[[ TASK DATA, beginning ]]
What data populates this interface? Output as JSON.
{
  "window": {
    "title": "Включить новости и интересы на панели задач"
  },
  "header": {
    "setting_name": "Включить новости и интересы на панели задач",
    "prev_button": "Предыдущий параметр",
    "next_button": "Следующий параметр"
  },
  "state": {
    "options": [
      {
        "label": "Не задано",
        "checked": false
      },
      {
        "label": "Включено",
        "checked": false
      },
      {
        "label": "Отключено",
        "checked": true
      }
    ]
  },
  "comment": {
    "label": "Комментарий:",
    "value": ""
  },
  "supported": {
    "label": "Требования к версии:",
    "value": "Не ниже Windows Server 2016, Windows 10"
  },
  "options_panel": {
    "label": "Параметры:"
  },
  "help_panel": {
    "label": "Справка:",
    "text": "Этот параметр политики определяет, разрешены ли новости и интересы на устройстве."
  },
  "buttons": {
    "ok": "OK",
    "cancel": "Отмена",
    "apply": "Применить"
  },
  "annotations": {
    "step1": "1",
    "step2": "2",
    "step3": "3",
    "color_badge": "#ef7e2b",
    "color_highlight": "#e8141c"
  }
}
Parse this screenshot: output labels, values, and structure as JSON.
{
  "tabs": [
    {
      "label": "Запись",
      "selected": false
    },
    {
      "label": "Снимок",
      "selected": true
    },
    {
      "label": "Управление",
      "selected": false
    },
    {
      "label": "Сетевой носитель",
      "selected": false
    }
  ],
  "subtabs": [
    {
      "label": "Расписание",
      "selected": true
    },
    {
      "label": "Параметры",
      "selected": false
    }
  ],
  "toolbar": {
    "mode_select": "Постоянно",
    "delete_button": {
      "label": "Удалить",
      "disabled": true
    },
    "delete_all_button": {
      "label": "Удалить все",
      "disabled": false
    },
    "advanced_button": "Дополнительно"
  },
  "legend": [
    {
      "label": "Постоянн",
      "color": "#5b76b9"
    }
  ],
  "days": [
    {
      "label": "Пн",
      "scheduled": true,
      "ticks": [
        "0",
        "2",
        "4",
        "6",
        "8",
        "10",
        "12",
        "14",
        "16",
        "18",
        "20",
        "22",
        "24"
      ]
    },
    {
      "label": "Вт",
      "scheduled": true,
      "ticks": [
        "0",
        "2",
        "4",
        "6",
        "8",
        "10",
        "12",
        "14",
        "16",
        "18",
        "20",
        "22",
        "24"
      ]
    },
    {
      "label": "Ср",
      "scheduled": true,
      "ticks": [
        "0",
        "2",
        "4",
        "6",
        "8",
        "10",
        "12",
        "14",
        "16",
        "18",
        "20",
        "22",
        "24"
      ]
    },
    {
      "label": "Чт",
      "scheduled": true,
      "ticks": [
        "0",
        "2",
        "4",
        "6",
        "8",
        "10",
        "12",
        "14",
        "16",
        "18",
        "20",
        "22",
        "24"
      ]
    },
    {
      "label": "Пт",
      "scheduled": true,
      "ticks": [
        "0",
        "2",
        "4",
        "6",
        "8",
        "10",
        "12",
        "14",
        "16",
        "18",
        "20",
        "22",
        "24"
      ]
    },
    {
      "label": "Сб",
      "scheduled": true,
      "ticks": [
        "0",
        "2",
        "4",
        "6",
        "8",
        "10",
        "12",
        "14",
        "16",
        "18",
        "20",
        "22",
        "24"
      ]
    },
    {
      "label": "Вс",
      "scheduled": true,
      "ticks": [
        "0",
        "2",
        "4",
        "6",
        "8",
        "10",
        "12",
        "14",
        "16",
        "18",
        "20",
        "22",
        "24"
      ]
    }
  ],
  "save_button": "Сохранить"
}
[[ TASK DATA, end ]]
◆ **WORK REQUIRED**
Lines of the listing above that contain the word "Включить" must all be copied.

◆ **RESULT BELOW**
    "title": "Включить новости и интересы на панели задач"
    "setting_name": "Включить новости и интересы на панели задач",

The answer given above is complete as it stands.